Every Friday I teach an after school drama club residency for twenty middle school students. Yes you read that right: twenty middle schoolers, after school, on a Friday. Any teaching artists reading are probably having the same reaction I did when I first got this teaching assignment. I felt like I was being set up to fail. I’d be lying if I said I wasn’t intimidated by this particular group of young people after the first week. To say they are chatty would be the understatement of the year. They are loud, unfocused and always moving. There are twenty of them and one of me.
But now that I’m well into the second half of the 25-week residency, they don’t scare me anymore. I still have to tell them to stop chatting roughly every five seconds. (It’s amazing how they manage to start new conversations every time I take a breath in giving directions.) But they are really good kids. I have grown to really enjoy these classes. I have formed strong individual relationships with many of them, and despite the pre-existing cliques and friendships, they make improvements each week in strengthening the bond of their ensemble as a drama club.
So how did this group move from those first few weeks of full-out anarchy to a more focused level of excitement and participation?
Yesterday I reminded them about the importance of being a good audience for each other during an improvisation activity.
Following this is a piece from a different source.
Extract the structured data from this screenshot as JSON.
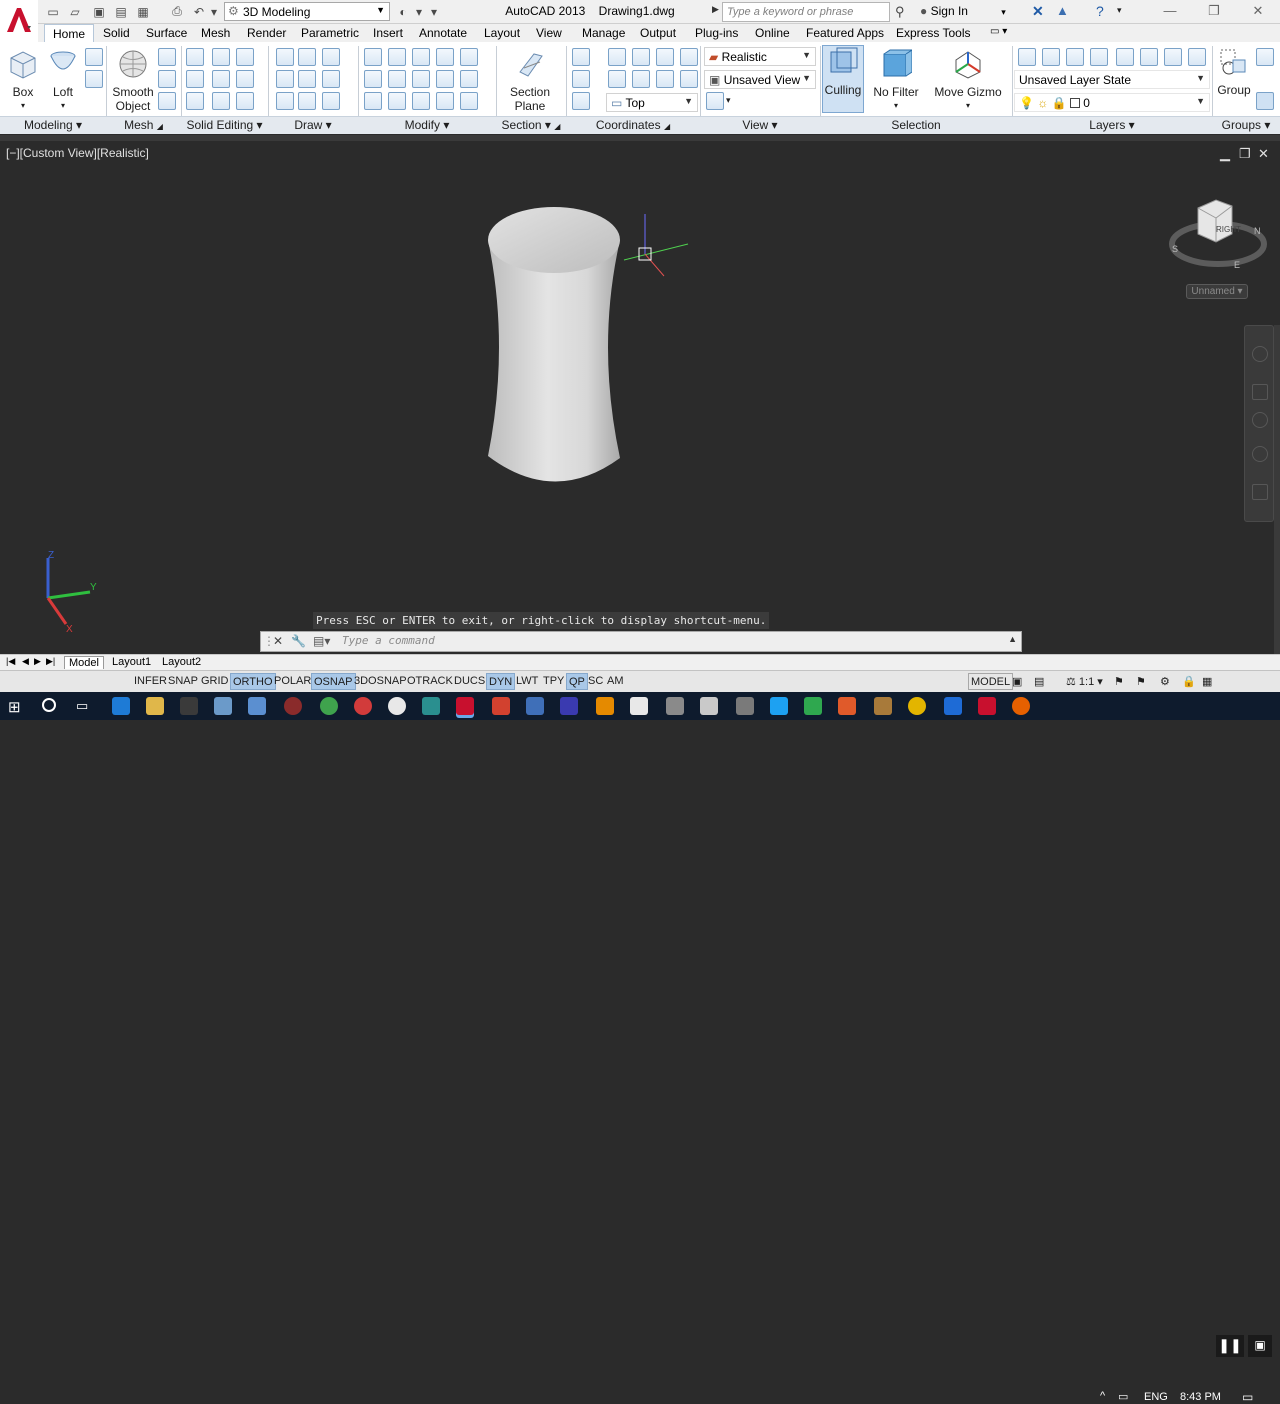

That got me thinking about the first time we discussed this drama club golden rule of respect. It was the third week of class, after the enrollment for the club was set in stone, and we set the expectation of everyone respecting each other, the space and ourselves. Even though I know that I am a capable, enthusiastic, knowledgeable teaching artist, it’s easy to forget that from a student perspective, I am just some random stranger who comes to their school for an hour and a half every Friday to play some theater games. Twelve weeks later, I am realizing that setting this set of values and including myself in the expectations for the year has helped set ourselves up for success. It makes that apprehensive, fear of inevitable failure seem like a distant memory.
This residency is the longest time I’ve ever spent with the same group of students, and establishing a trustworthy relationship with them has proved to be absolutely critical to the success of the residency as a whole and forming a collaborative ensemble.
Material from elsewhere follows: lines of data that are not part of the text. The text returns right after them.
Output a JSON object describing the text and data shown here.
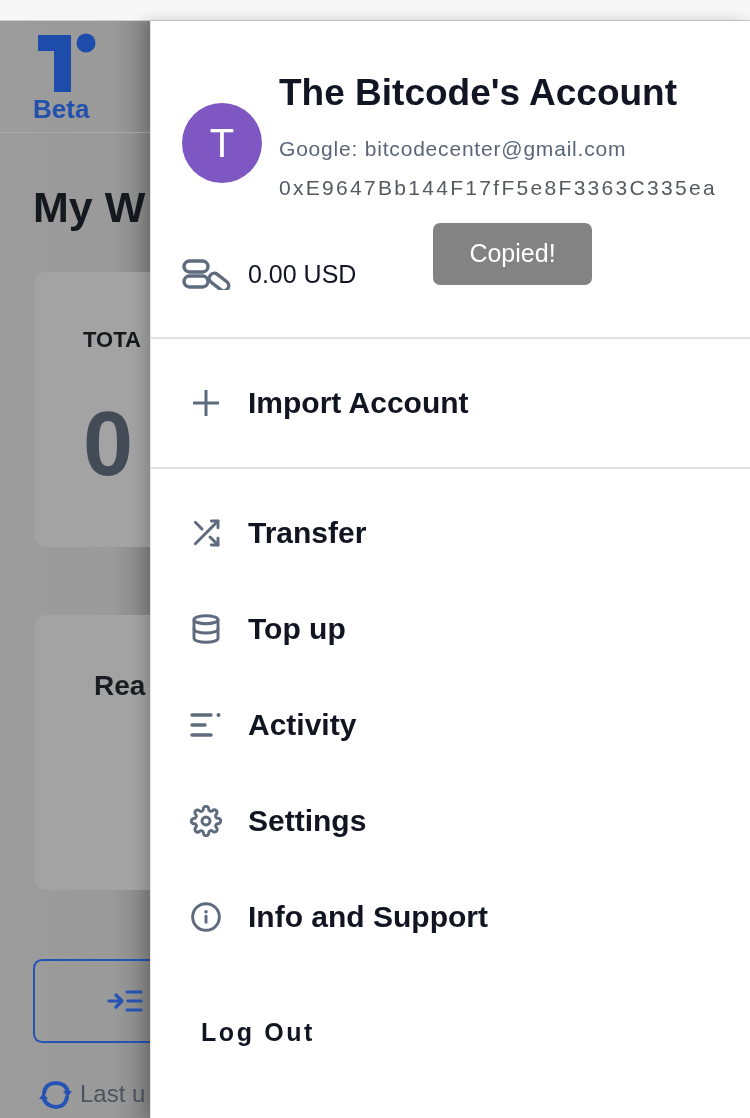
{
  "page": {
    "logo_text": "Beta",
    "heading": "My W",
    "total_card": {
      "label": "TOTA",
      "amount": "0"
    },
    "second_card": {
      "title": "Rea"
    },
    "status": "Last u"
  },
  "drawer": {
    "account": {
      "avatar_letter": "T",
      "name": "The Bitcode's Account",
      "login": "Google: bitcodecenter@gmail.com",
      "address": "0xE9647Bb144F17fF5e8F3363C335ea",
      "tooltip": "Copied!",
      "balance": "0.00 USD"
    },
    "menu_sections": [
      {
        "items": [
          {
            "label": "Import Account"
          }
        ]
      },
      {
        "items": [
          {
            "label": "Transfer"
          },
          {
            "label": "Top up"
          },
          {
            "label": "Activity"
          },
          {
            "label": "Settings"
          },
          {
            "label": "Info and Support"
          }
        ]
      }
    ],
    "logout": "Log Out"
  }
}
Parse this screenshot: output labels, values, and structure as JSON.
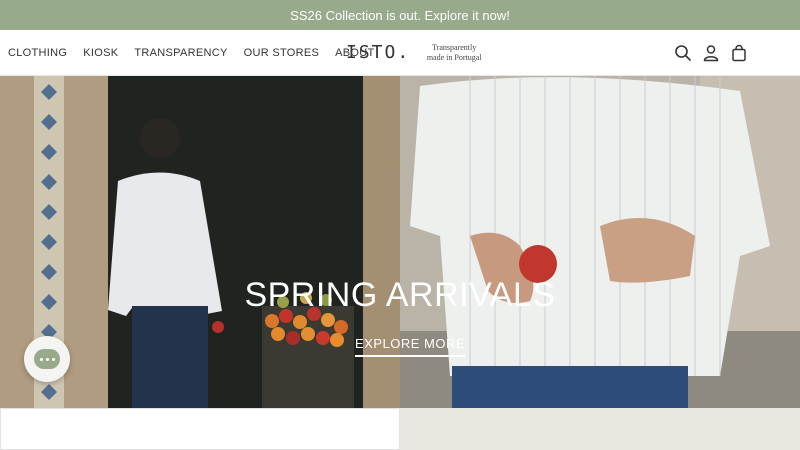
{
  "announcement": {
    "text": "SS26 Collection is out. Explore it now!",
    "bg_color": "#97aa8c"
  },
  "nav": {
    "items": [
      "CLOTHING",
      "KIOSK",
      "TRANSPARENCY",
      "OUR STORES",
      "ABOUT"
    ]
  },
  "brand": {
    "logo": "ISTO.",
    "tagline": "Transparently made in Portugal"
  },
  "header_icons": [
    "search-icon",
    "account-icon",
    "cart-icon"
  ],
  "hero": {
    "title": "SPRING ARRIVALS",
    "cta": "EXPLORE MORE"
  },
  "chat_widget": {
    "icon": "chat-icon",
    "color": "#97aa8c"
  }
}
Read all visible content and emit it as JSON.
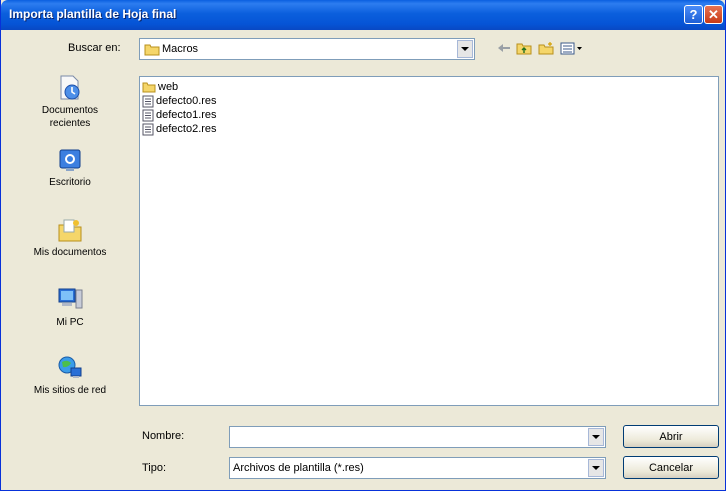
{
  "window": {
    "title": "Importa plantilla de Hoja final",
    "help_glyph": "?",
    "close_glyph": "✕"
  },
  "lookin": {
    "label": "Buscar en:",
    "value": "Macros"
  },
  "places": [
    {
      "label_line1": "Documentos",
      "label_line2": "recientes",
      "icon": "recent-documents-icon"
    },
    {
      "label_line1": "Escritorio",
      "label_line2": "",
      "icon": "desktop-icon"
    },
    {
      "label_line1": "Mis documentos",
      "label_line2": "",
      "icon": "my-documents-icon"
    },
    {
      "label_line1": "Mi PC",
      "label_line2": "",
      "icon": "my-computer-icon"
    },
    {
      "label_line1": "Mis sitios de red",
      "label_line2": "",
      "icon": "network-places-icon"
    }
  ],
  "files": [
    {
      "name": "web",
      "type": "folder"
    },
    {
      "name": "defecto0.res",
      "type": "file"
    },
    {
      "name": "defecto1.res",
      "type": "file"
    },
    {
      "name": "defecto2.res",
      "type": "file"
    }
  ],
  "filename": {
    "label": "Nombre:",
    "value": ""
  },
  "filetype": {
    "label": "Tipo:",
    "value": "Archivos de plantilla (*.res)"
  },
  "buttons": {
    "open": "Abrir",
    "cancel": "Cancelar"
  },
  "colors": {
    "titlebar": "#0554d6",
    "window_bg": "#ece9d8",
    "field_border": "#7f9db9"
  }
}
The play they are writing together may or may not make sense. I will do my best editing, but it is much more important to me that these students learn to work together in a respectful manner, as well as have fun with seeing their creative, wacky ideas come to life.
Photo credit: http://www.classroommanagementonline.com/cartoon.gif